Is it conceivable that Pope Francis is “waging a war” on our most earnest, personal hopes and dreams? Or, with an honest look at his meaning, is he calling out guys like these:

Billionaire investor and TV personality, Kevin O’leary responded to a recent Oxfam study which reported that the world’s 85 richest people have equal wealth to the 3.5 billion poorest, this way: “it’s fantastic.”

“It inspires everybody, gets them motivation to look up to the 1% and say, ‘I want to become one of those people, I’m going to fight hard to get up to the top,'” … “This is fantastic news and of course I applaud it. What can be wrong with this?”… “It’s a celebratory stat, I’m very excited about it… wonderful to see it happen.”

The President of Freedom Industries, on the night that began an ongoing, catastrophic chemical spill in WV waters, dodged several press questions and then tried to walk away from further inquiry on the effects of the spill on the people of the state saying, “it’s been an extremely long day…” Since then it’s been revealed that Freedom failed to disclose a second chemical that was spilled at the same time into the Elk River.
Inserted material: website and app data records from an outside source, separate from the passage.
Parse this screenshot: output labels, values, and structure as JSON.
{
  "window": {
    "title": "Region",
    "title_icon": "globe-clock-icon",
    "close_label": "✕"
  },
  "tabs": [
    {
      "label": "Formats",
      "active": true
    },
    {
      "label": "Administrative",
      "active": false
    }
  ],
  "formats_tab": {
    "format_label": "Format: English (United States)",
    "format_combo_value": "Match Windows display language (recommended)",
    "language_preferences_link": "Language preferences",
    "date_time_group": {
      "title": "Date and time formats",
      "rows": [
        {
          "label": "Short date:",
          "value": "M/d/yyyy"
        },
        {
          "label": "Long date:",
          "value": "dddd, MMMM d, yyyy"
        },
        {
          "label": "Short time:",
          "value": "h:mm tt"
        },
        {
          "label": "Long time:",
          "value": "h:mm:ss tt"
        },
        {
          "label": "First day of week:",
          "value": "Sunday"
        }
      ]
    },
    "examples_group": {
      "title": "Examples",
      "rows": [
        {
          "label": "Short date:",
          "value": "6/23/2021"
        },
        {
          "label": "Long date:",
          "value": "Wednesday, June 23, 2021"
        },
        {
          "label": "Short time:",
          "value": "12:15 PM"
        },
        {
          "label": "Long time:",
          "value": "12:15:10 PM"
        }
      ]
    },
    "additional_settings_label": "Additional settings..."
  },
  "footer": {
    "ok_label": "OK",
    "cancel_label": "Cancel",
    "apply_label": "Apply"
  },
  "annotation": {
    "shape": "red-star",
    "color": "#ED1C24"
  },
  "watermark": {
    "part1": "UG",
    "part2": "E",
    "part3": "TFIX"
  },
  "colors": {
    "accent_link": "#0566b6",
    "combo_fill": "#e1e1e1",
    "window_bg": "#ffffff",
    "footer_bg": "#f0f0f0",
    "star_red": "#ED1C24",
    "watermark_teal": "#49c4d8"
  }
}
Thomas Perkins is a venture capitalist who recently wrote in the pages of the WSJ that the “progressive war on the 1%” is comparable to Nazis Germany’s campaign against the Jews. In a follow up interview he said he should not have referred specifically to “Kristallnacht,” but stood by his message over all. He also talked about his watch which he said could buy a “six pack of Rolexes.”

It takes an almost super human feat of make believe and denial to pretend that Pope Francis is in any way talking about the needs of average people for economic security and to work toward their dreams, while simultaneously blocking out the obvious disregard, greed and off-the-rails public proclamations of the ultra-rich.

But that’s why they call it the Fox Bubble.